Data excerpts:
------------------------------------------------------------
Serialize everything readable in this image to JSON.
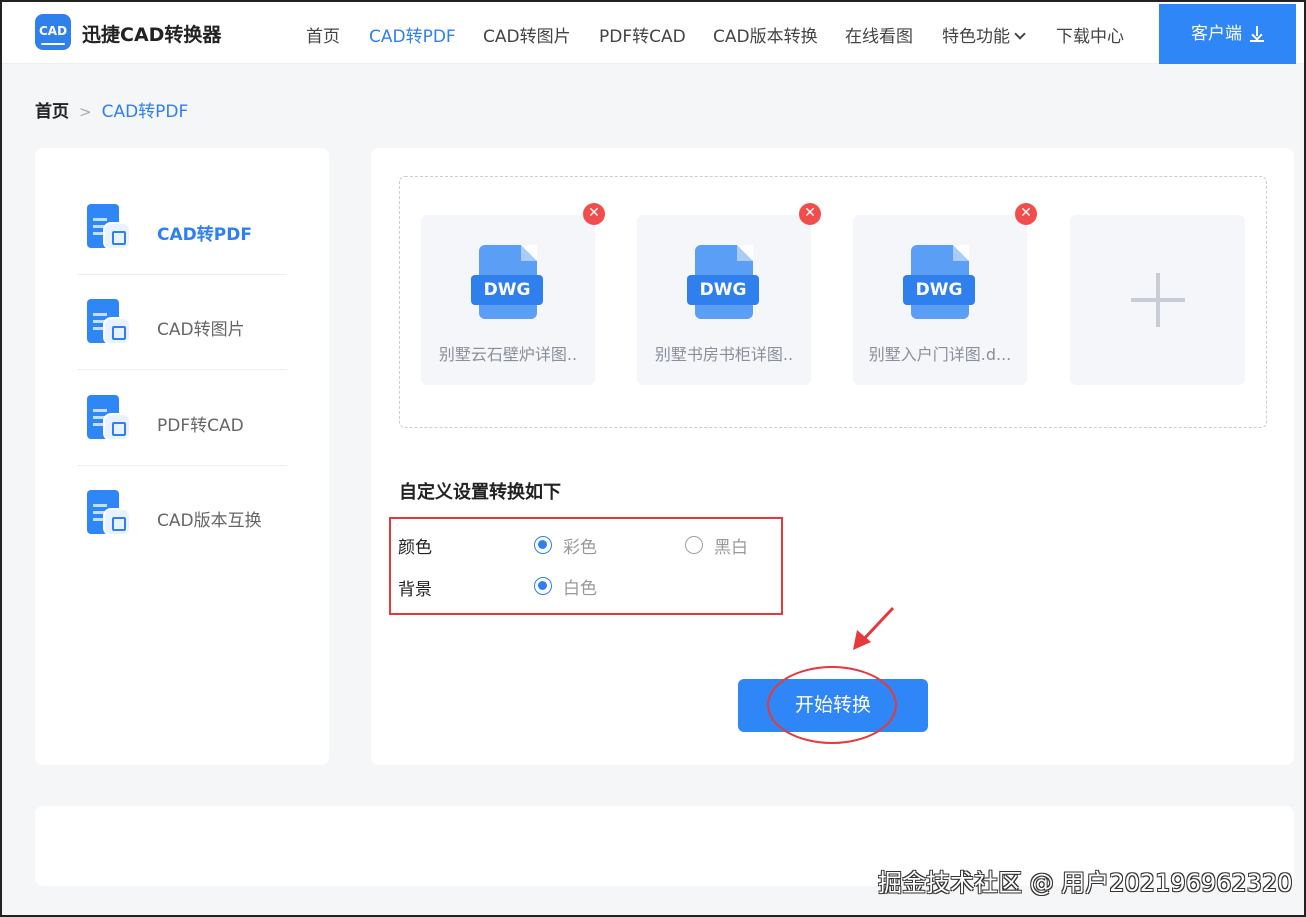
{
  "app": {
    "logo_text": "迅捷CAD转换器",
    "logo_icon_text": "CAD"
  },
  "nav": {
    "items": [
      {
        "label": "首页"
      },
      {
        "label": "CAD转PDF",
        "active": true
      },
      {
        "label": "CAD转图片"
      },
      {
        "label": "PDF转CAD"
      },
      {
        "label": "CAD版本转换"
      },
      {
        "label": "在线看图"
      },
      {
        "label": "特色功能"
      },
      {
        "label": "下载中心"
      }
    ],
    "client_button": "客户端"
  },
  "breadcrumb": {
    "home": "首页",
    "separator": ">",
    "current": "CAD转PDF"
  },
  "sidebar": {
    "items": [
      {
        "label": "CAD转PDF",
        "icon": "cad-to-pdf-icon",
        "active": true
      },
      {
        "label": "CAD转图片",
        "icon": "cad-to-image-icon"
      },
      {
        "label": "PDF转CAD",
        "icon": "pdf-to-cad-icon"
      },
      {
        "label": "CAD版本互换",
        "icon": "cad-version-icon"
      }
    ]
  },
  "files": [
    {
      "badge": "DWG",
      "name": "别墅云石壁炉详图.."
    },
    {
      "badge": "DWG",
      "name": "别墅书房书柜详图.."
    },
    {
      "badge": "DWG",
      "name": "别墅入户门详图.d..."
    }
  ],
  "settings": {
    "title": "自定义设置转换如下",
    "color_label": "颜色",
    "color_options": [
      {
        "label": "彩色",
        "checked": true
      },
      {
        "label": "黑白",
        "checked": false
      }
    ],
    "background_label": "背景",
    "background_options": [
      {
        "label": "白色",
        "checked": true
      }
    ]
  },
  "actions": {
    "start": "开始转换"
  },
  "watermark": "掘金技术社区 @ 用户202196962320",
  "colors": {
    "accent": "#2f80ed",
    "button": "#2f86f6",
    "annotation_red": "#e5393b",
    "remove_red": "#f24d4d"
  }
}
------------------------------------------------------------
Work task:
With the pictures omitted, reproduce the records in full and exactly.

Exercise answer:
Serialize everything readable in this image to JSON.
{
  "app": {
    "logo_text": "迅捷CAD转换器",
    "logo_icon_text": "CAD"
  },
  "nav": {
    "items": [
      {
        "label": "首页"
      },
      {
        "label": "CAD转PDF",
        "active": true
      },
      {
        "label": "CAD转图片"
      },
      {
        "label": "PDF转CAD"
      },
      {
        "label": "CAD版本转换"
      },
      {
        "label": "在线看图"
      },
      {
        "label": "特色功能"
      },
      {
        "label": "下载中心"
      }
    ],
    "client_button": "客户端"
  },
  "breadcrumb": {
    "home": "首页",
    "separator": ">",
    "current": "CAD转PDF"
  },
  "sidebar": {
    "items": [
      {
        "label": "CAD转PDF",
        "icon": "cad-to-pdf-icon",
        "active": true
      },
      {
        "label": "CAD转图片",
        "icon": "cad-to-image-icon"
      },
      {
        "label": "PDF转CAD",
        "icon": "pdf-to-cad-icon"
      },
      {
        "label": "CAD版本互换",
        "icon": "cad-version-icon"
      }
    ]
  },
  "files": [
    {
      "badge": "DWG",
      "name": "别墅云石壁炉详图.."
    },
    {
      "badge": "DWG",
      "name": "别墅书房书柜详图.."
    },
    {
      "badge": "DWG",
      "name": "别墅入户门详图.d..."
    }
  ],
  "settings": {
    "title": "自定义设置转换如下",
    "color_label": "颜色",
    "color_options": [
      {
        "label": "彩色",
        "checked": true
      },
      {
        "label": "黑白",
        "checked": false
      }
    ],
    "background_label": "背景",
    "background_options": [
      {
        "label": "白色",
        "checked": true
      }
    ]
  },
  "actions": {
    "start": "开始转换"
  },
  "watermark": "掘金技术社区 @ 用户202196962320",
  "colors": {
    "accent": "#2f80ed",
    "button": "#2f86f6",
    "annotation_red": "#e5393b",
    "remove_red": "#f24d4d"
  }
}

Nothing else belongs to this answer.